To say that space is “full of” anything must inevitably be an overstatement. The distances between objects in space are so vast that it’s mostly emptiness, at least as far as we can detect—dark matter, we’re looking at you. Nonetheless, it’s not the barren nowhereland punctuated occasionally by the odd meteorite we see in sci-fi, either. There’s lots of hydrogen out there, and there’s lots of carbon, too. And those two things come together to form greasy molecules, or “aliphatic hydrocarbon.” A new study has calculated for the first time just how much of this “space grease” there is. In our own Milky Way alone, the study concludes, there’s some 10 billion trillion trillion—that’s a 1 followed by 34 zeroes—metric tons of the sticky goo. When you finally get your own personal spaceship, you’ll need windshield wipers.

Greasy carbon molecule illustration
Illustration of a greasy carbon molecule. Gray spheres are carbon, white ones are hydrogen. (D. Young)

Stars and planets are the products of a continuous cycle of coming together and breaking apart of materials, propelled outward by immense energy releases from stars.

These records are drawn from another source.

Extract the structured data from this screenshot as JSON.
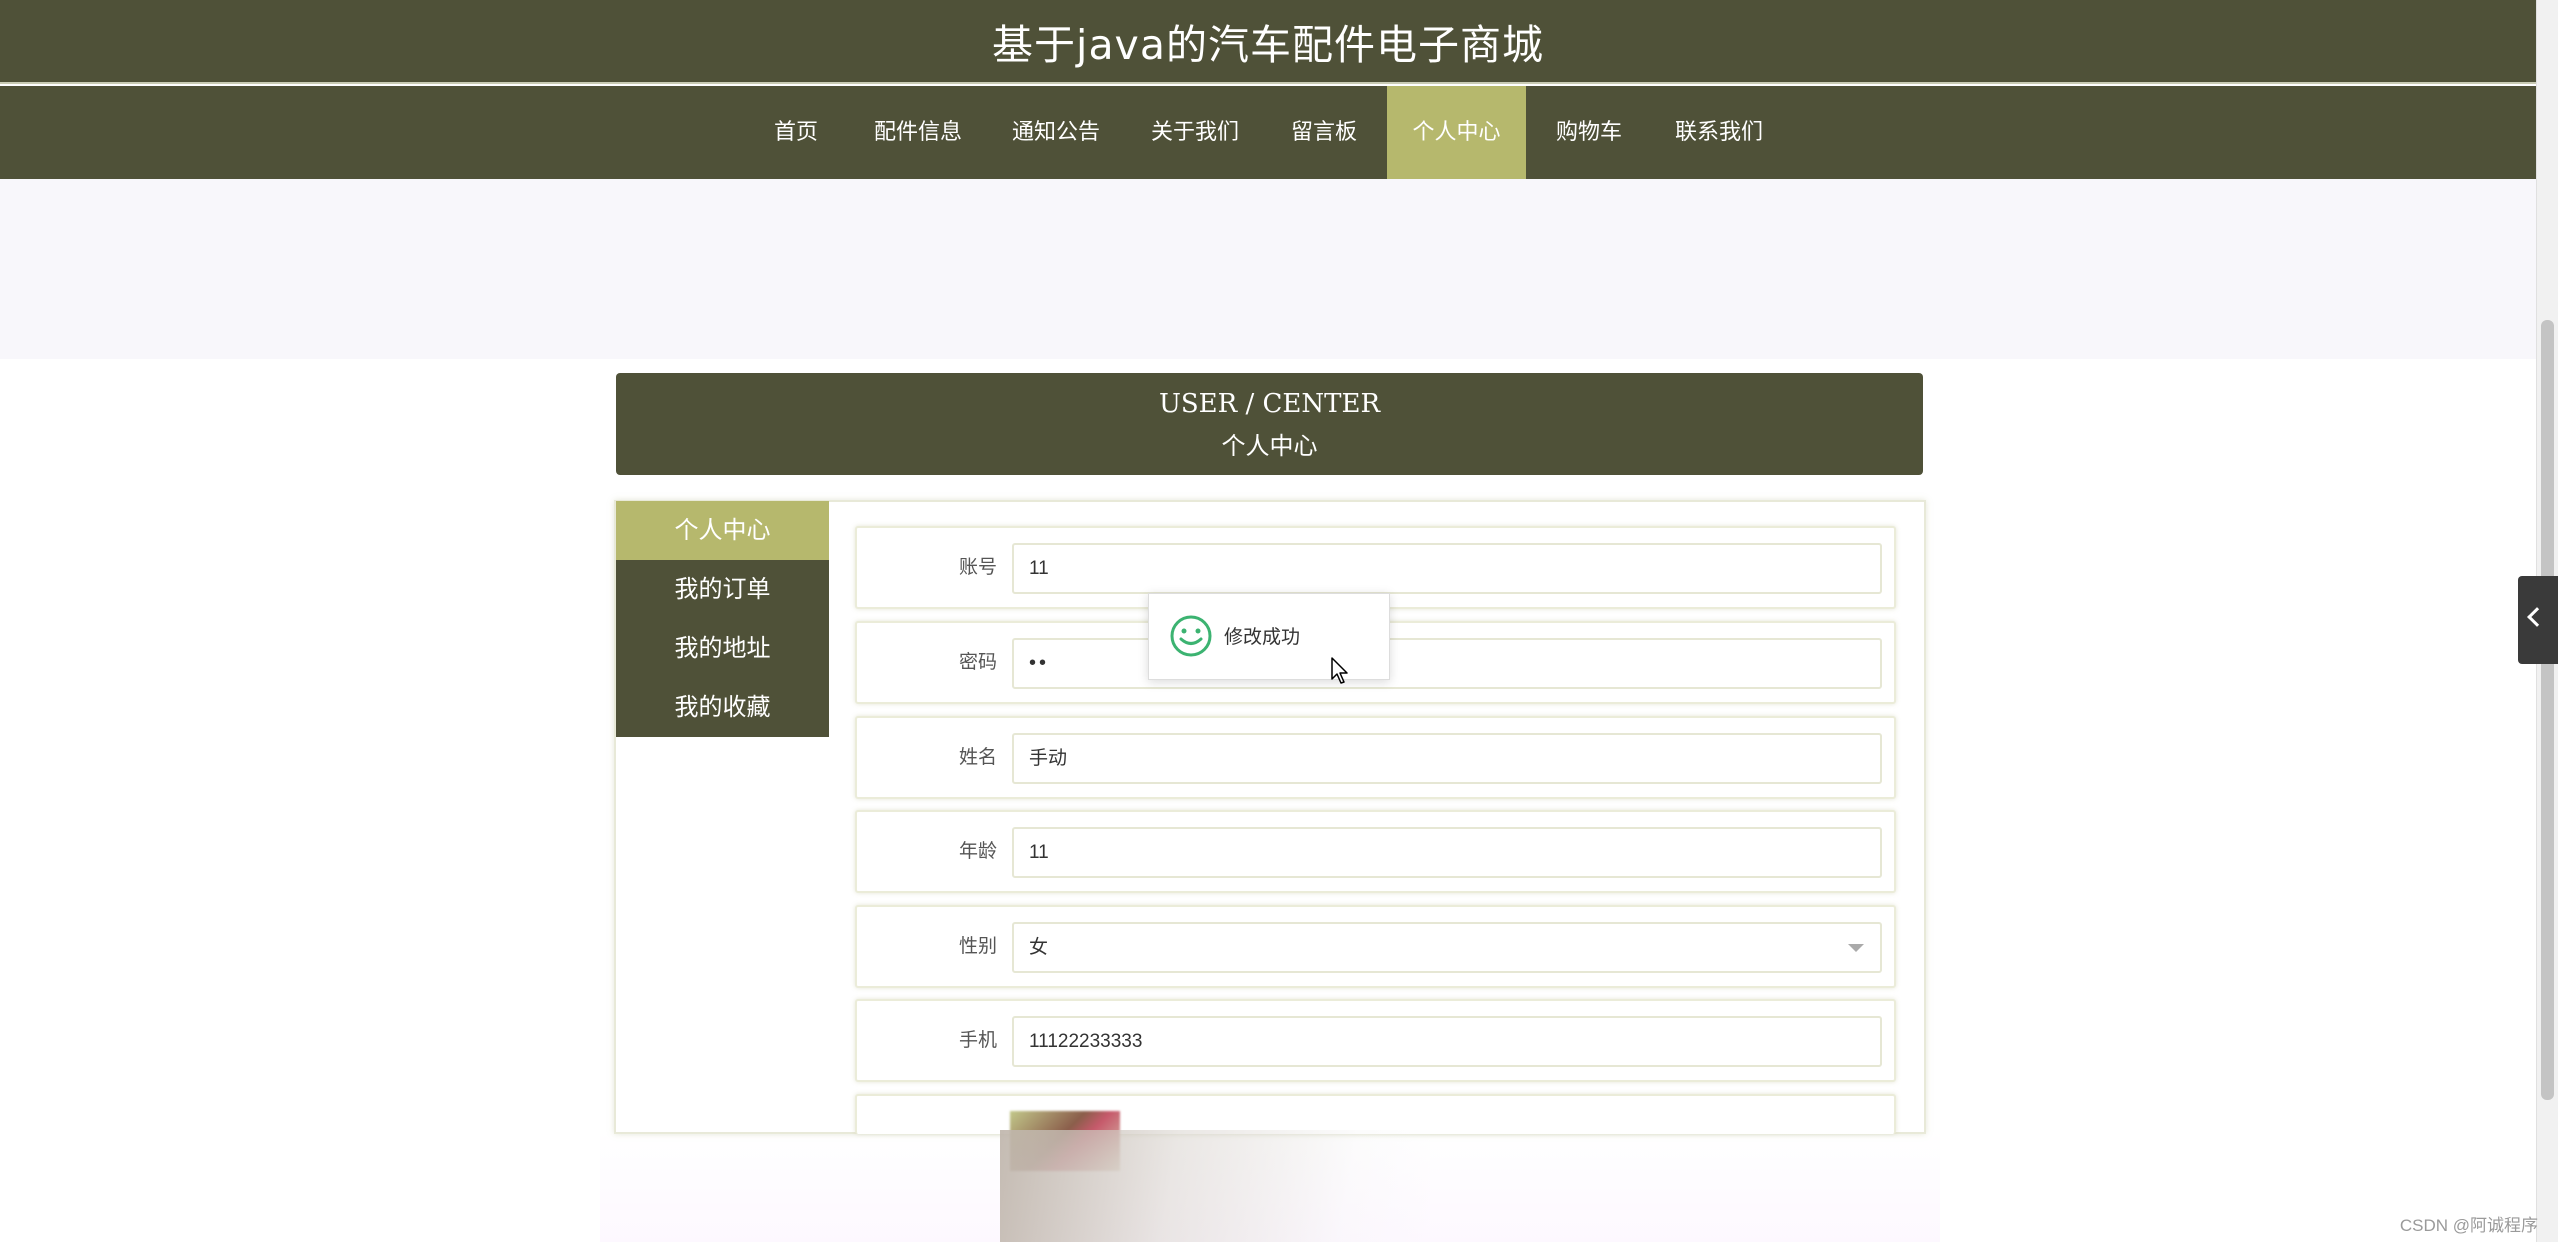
{
  "site": {
    "title": "基于java的汽车配件电子商城"
  },
  "nav": {
    "items": [
      {
        "label": "首页",
        "active": false
      },
      {
        "label": "配件信息",
        "active": false
      },
      {
        "label": "通知公告",
        "active": false
      },
      {
        "label": "关于我们",
        "active": false
      },
      {
        "label": "留言板",
        "active": false
      },
      {
        "label": "个人中心",
        "active": true
      },
      {
        "label": "购物车",
        "active": false
      },
      {
        "label": "联系我们",
        "active": false
      }
    ]
  },
  "section": {
    "title_en": "USER / CENTER",
    "title_cn": "个人中心"
  },
  "sidebar": {
    "items": [
      {
        "label": "个人中心",
        "active": true
      },
      {
        "label": "我的订单",
        "active": false
      },
      {
        "label": "我的地址",
        "active": false
      },
      {
        "label": "我的收藏",
        "active": false
      }
    ]
  },
  "form": {
    "account": {
      "label": "账号",
      "value": "11"
    },
    "password": {
      "label": "密码",
      "value": "••"
    },
    "name": {
      "label": "姓名",
      "value": "手动"
    },
    "age": {
      "label": "年龄",
      "value": "11"
    },
    "gender": {
      "label": "性别",
      "value": "女"
    },
    "phone": {
      "label": "手机",
      "value": "11122233333"
    }
  },
  "toast": {
    "message": "修改成功"
  },
  "watermark": "CSDN @阿诚程序",
  "colors": {
    "header_bg": "#4f5138",
    "accent": "#b6b86d",
    "toast_icon": "#3cb371"
  }
}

The so-called interstellar medium (ISM) is a slurry of unattached materials floating around and potentially available for new star or planet formation.

Interstellar medium
Interstellar medium (Shutterstock)

It’s believed that carbon is the fourth most abundant element in the ISM. Small molecules containing carbon form in stars’ cores after which they clump together to form larger carbon molecules or grains—up to 70% of space carbon is thought to be found in such grains. Released to the circumstellar regions around the stars, the carbon molecules and grains are eventually borne outward on stellar winds.

Scientists have suspected about half of the carbon out there in the ISM is pure carbon, and the rest is greasy aliphatic carbon and mothball-like aromatic carbon. (Mothballs are made of naphthalene, and aromatic carbon is a gaseous version.) But it’s not clear how much non-pure carbon there is. The mission of the new study was to figure this out.

The team of scientists from the University of New South Wales and Ege University re-created lab conditions similar to those that lead hydrogen and carbon to join in space to form the grease.

SEM image
Scanning electron microscopy of lab-created grease molecule (B. Gu ̈nay, et al)

“The interstellar dust analogues produced in the laboratory enable us to better understand the nature of the dust particles in the ISM,” says the study. “In this study, we produced reliable dust analogues from gas phase precursor molecules by mimicking interstellar/circumstellar conditions.” The team calculated a 3.4μm absorption coefficient using both FTIR and 13C NMR spectroscopy. By applying the coefficient to the known carbon at the center of the Milky Way, they deduced that “The resultant aliphatic carbon column densities are least five times higher than some values reported previously.” That works out to about 54−135 parts per million of the carbon at galaxy center. As the study puts it, “This leaves a substantial proportion of the dust-bound carbon to be found in aromatic or olefinic structures.”

Though the University of South Wales’ UNSW Newsroom cheekily notes that’s about the equivalent of a trillion trillion trillion pats of butter, it’s not something you’d want to eat. “This space grease is not the kind of thing you’d want to spread on a slice of toast,” co-author Tim Schmidt tells UNSW. “It’s dirty, likely toxic and only forms in the environment of interstellar space—and our laboratory.”

Next up, the scientists will attempt to work out how much of what’s left is aromatic molecules.

We are stardust/We are golden/We are million-year-old carbon — Joni Mitchell, “Woodstock”